The evening after the bombings, I had dinner with the Lulu family in a house on Tabaryah Street in Amman. As the sun set, exuberant youngsters wandered the road outside, carrying armfuls of Jordanian flags and handing them out to passers-by. Two young men cruised the block in an open-topped convertible; one held a large flag aloft in the breeze, as high as his arm could reach. By then, the shock seemed to be wearing off, replaced by a visceral rage. Protesters wound their way through the city, calling for the death of Jordanian-born Abu Musab al-Zarqawi, who had just claimed to have directed the plot from inside Iraq. Amman's nervous Iraqi population braced itself for reprisals. "They come here, they cause problems," muttered one gaunt flag-bearing man who said his name was Marwan. "There are too many. So, maybe more people will die."
The Jordanian rage against Zarqawi is unlikely to fade anytime soon. But neither is an underlying resentment of his intended target, Jordan's current leadership. Besan's friends all chafe under the country's current system and dream of leaving after graduation. Last night, her aunt Suheir Abu Haya joined us for after-dinner tea, adjusting her black headscarf as she breathlessly apologized for running late; she had just bid farewell to her husband and 19-year-old son, who are off to Saudi Arabia "maybe for a month. Maybe for good. What can we do? There is no work for them here." More than half of Jordan's young people are jobless or underemployed, and a college-educated professional can expect to earn $200 a month or less.

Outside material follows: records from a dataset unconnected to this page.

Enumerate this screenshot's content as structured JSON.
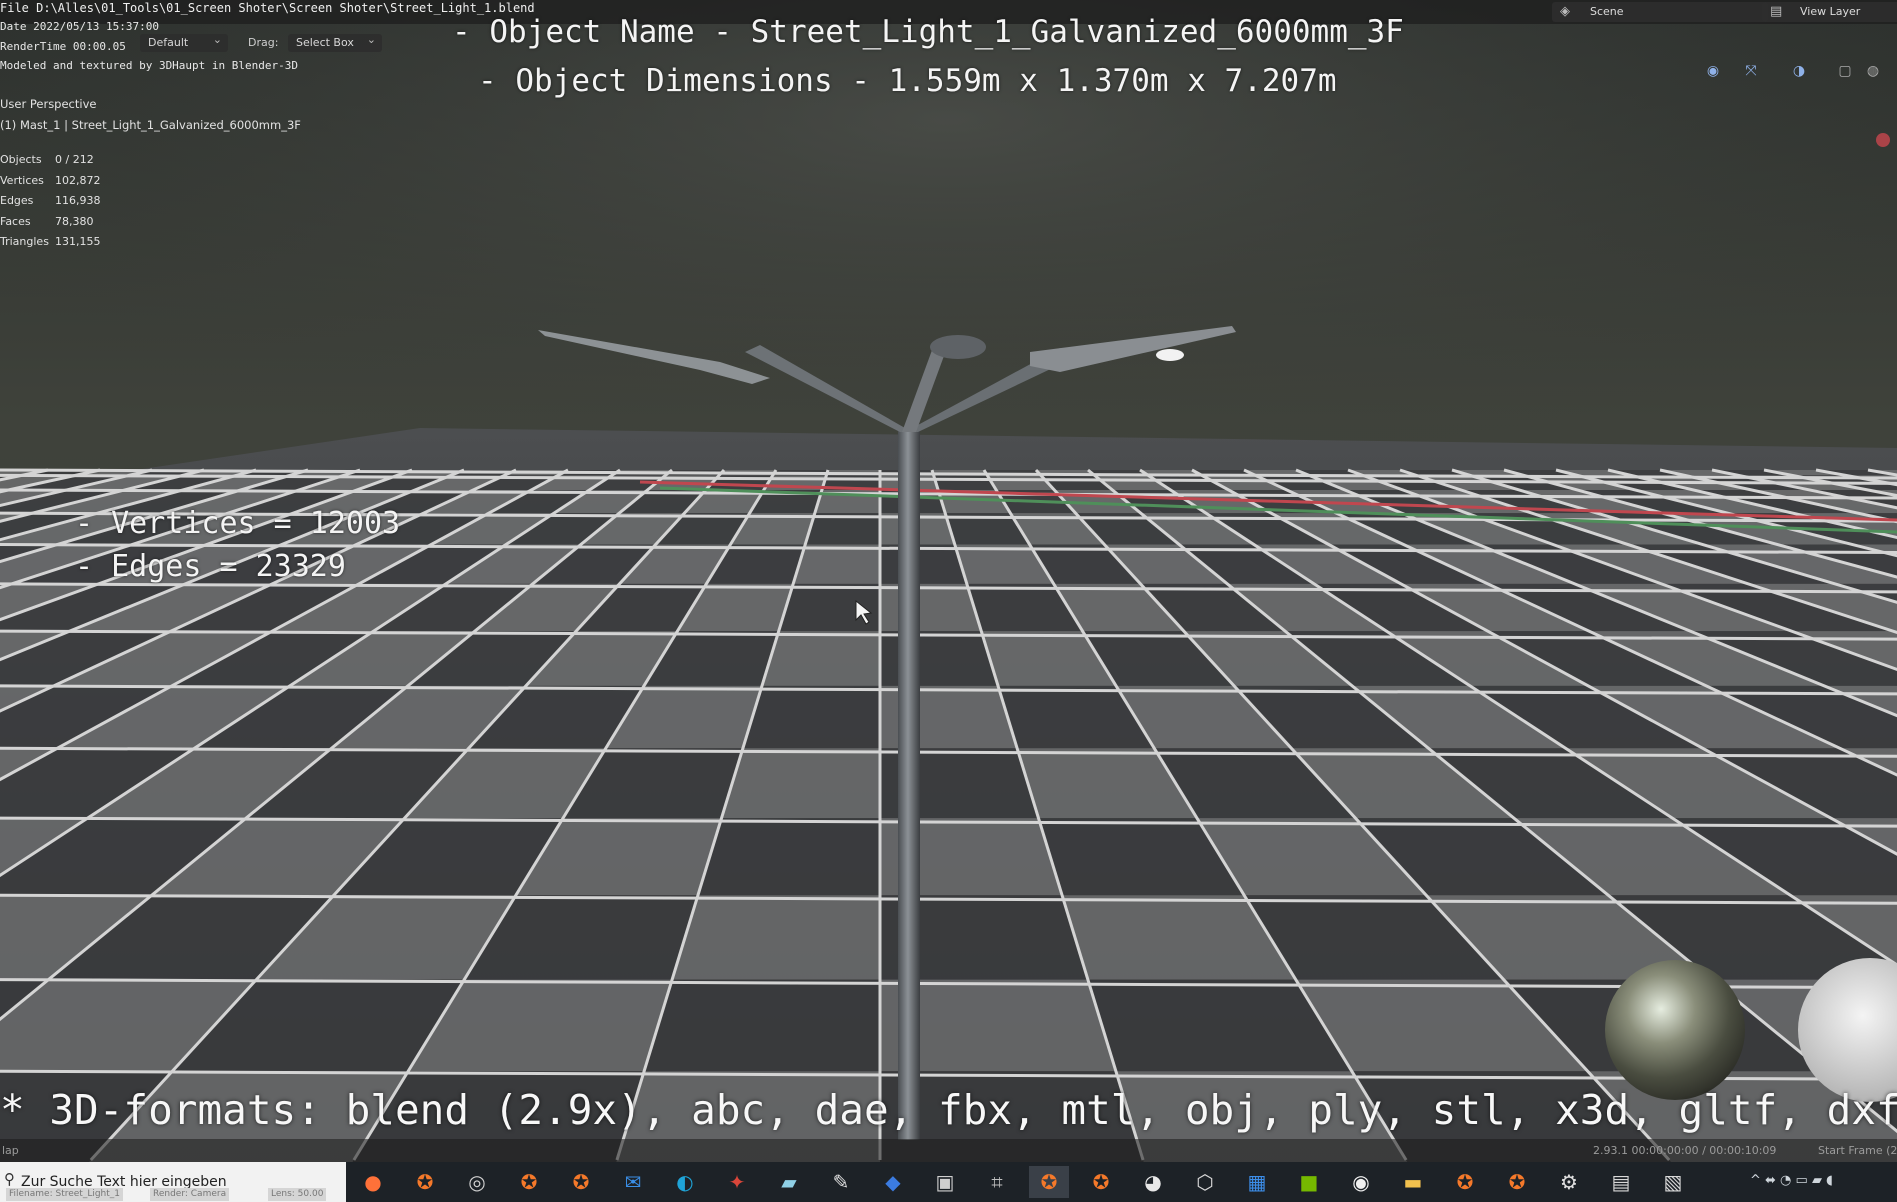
{
  "header": {
    "file_path": "File D:\\Alles\\01_Tools\\01_Screen Shoter\\Screen Shoter\\Street_Light_1.blend",
    "date": "Date 2022/05/13 15:37:00",
    "render_time": "RenderTime 00:00.05",
    "credit": "Modeled and textured by 3DHaupt in Blender-3D",
    "orientation_value": "Default",
    "drag_label": "Drag:",
    "drag_value": "Select Box",
    "scene_label": "Scene",
    "view_layer_label": "View Layer"
  },
  "viewport": {
    "perspective": "User Perspective",
    "active_object": "(1) Mast_1 | Street_Light_1_Galvanized_6000mm_3F",
    "stats": [
      {
        "key": "Objects",
        "value": "0 / 212"
      },
      {
        "key": "Vertices",
        "value": "102,872"
      },
      {
        "key": "Edges",
        "value": "116,938"
      },
      {
        "key": "Faces",
        "value": "78,380"
      },
      {
        "key": "Triangles",
        "value": "131,155"
      }
    ]
  },
  "overlay": {
    "object_name_line": "- Object Name - Street_Light_1_Galvanized_6000mm_3F",
    "dimensions_line": "- Object Dimensions -  1.559m x 1.370m x 7.207m",
    "vertices_line": "- Vertices = 12003",
    "edges_line": "- Edges = 23329",
    "formats_line": "* 3D-formats: blend (2.9x), abc, dae, fbx, mtl, obj, ply, stl, x3d, gltf, dxf"
  },
  "statusbar": {
    "left": "lap",
    "version_info": "2.93.1   00:00:00:00 / 00:00:10:09",
    "start_frame": "Start Frame (2"
  },
  "taskbar": {
    "search_placeholder": "Zur Suche Text hier eingeben",
    "ghost_labels": [
      "Filename: Street_Light_1",
      "Render: Camera",
      "Lens: 50.00"
    ],
    "apps": [
      {
        "name": "firefox",
        "glyph": "●",
        "color": "#ff7139"
      },
      {
        "name": "blender",
        "glyph": "✪",
        "color": "#f5792a"
      },
      {
        "name": "obs",
        "glyph": "◎",
        "color": "#cfcfcf"
      },
      {
        "name": "blender",
        "glyph": "✪",
        "color": "#f5792a"
      },
      {
        "name": "blender",
        "glyph": "✪",
        "color": "#f5792a"
      },
      {
        "name": "mail",
        "glyph": "✉",
        "color": "#3a8ee6"
      },
      {
        "name": "edge",
        "glyph": "◐",
        "color": "#1fa4d8"
      },
      {
        "name": "tool",
        "glyph": "✦",
        "color": "#d9463a"
      },
      {
        "name": "notes",
        "glyph": "▰",
        "color": "#8fd0e6"
      },
      {
        "name": "paint",
        "glyph": "✎",
        "color": "#e0e0e0"
      },
      {
        "name": "app",
        "glyph": "◆",
        "color": "#3b7be0"
      },
      {
        "name": "terminal",
        "glyph": "▣",
        "color": "#cfcfcf"
      },
      {
        "name": "capture",
        "glyph": "⌗",
        "color": "#bfbfbf"
      },
      {
        "name": "blender-active",
        "glyph": "✪",
        "color": "#f5792a"
      },
      {
        "name": "blender",
        "glyph": "✪",
        "color": "#f5792a"
      },
      {
        "name": "panda",
        "glyph": "◕",
        "color": "#e8e8e8"
      },
      {
        "name": "3d-viewer",
        "glyph": "⬡",
        "color": "#d8d8d8"
      },
      {
        "name": "calendar",
        "glyph": "▦",
        "color": "#3c8de8"
      },
      {
        "name": "nvidia",
        "glyph": "■",
        "color": "#76b900"
      },
      {
        "name": "media",
        "glyph": "◉",
        "color": "#f0f0f0"
      },
      {
        "name": "explorer",
        "glyph": "▬",
        "color": "#f2c14e"
      },
      {
        "name": "blender",
        "glyph": "✪",
        "color": "#f5792a"
      },
      {
        "name": "blender",
        "glyph": "✪",
        "color": "#f5792a"
      },
      {
        "name": "settings",
        "glyph": "⚙",
        "color": "#e0e0e0"
      },
      {
        "name": "device",
        "glyph": "▤",
        "color": "#d8d8d8"
      },
      {
        "name": "window",
        "glyph": "▧",
        "color": "#d8d8d8"
      }
    ],
    "tray": "^  ⬌  ◔  ▭  ▰  ◖"
  },
  "colors": {
    "grid_dark": "#3b3c3e",
    "grid_light": "#6c6d6f",
    "grid_line": "#d4d4d4",
    "axis_x": "#c0474f",
    "axis_y": "#4f8f5a",
    "sky": "#3d3f3a"
  }
}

It's not just the lack of opportunity that frustrates, it's the sense, shared by many of their counterparts in neighboring nations, that theirs is a government more concerned with retaining power than improving life for ordinary citizens. If the brain drain is a headache for Jordan's leaders, economic conditions among the country's poorest may present an even greater threat. Analysts say the violence in Maan can be traced to poverty as much as religious tension, with militant recruiters tapping into dissatisfaction and despair among the unemployed young.

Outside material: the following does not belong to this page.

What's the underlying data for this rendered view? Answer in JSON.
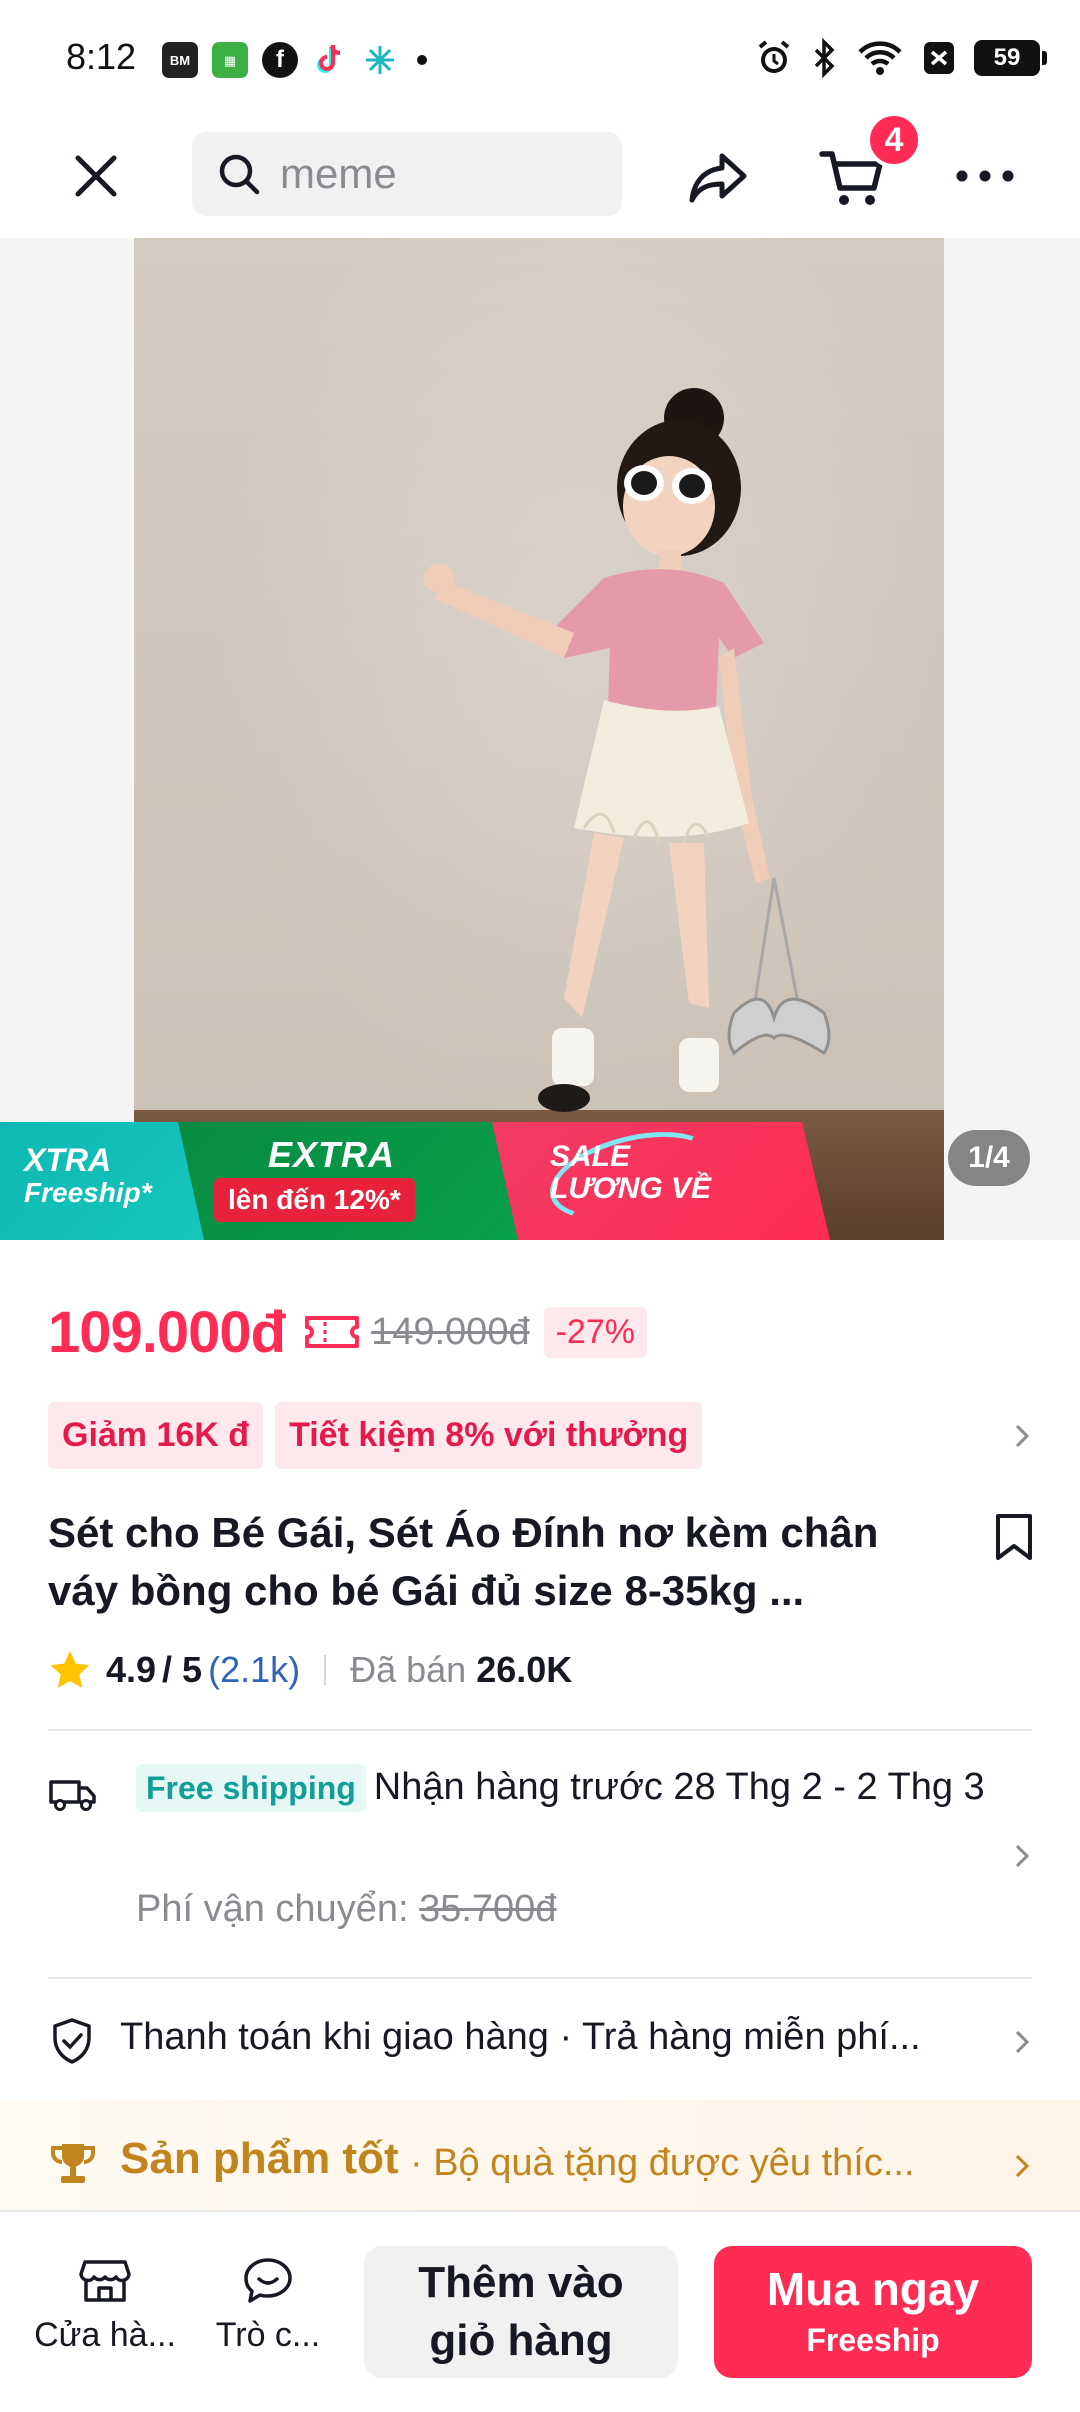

But yesterday, unity was the spirit of the day, as many Jordanians vowed they'd never let Amman turn into another Beirut—although in a way, it already has. As with the assassination of Rafik Hariri, a single day of terrorism has brought an entire populace together in anger and grim determination. "We don't want this to become Iraq, where there's a bombing every day, every day people dying in the street," insisted Abu Haya, as a chorus of car horns sounded outside in an impromptu patriotic rally. "This will have to end here. One is enough. One is more than enough."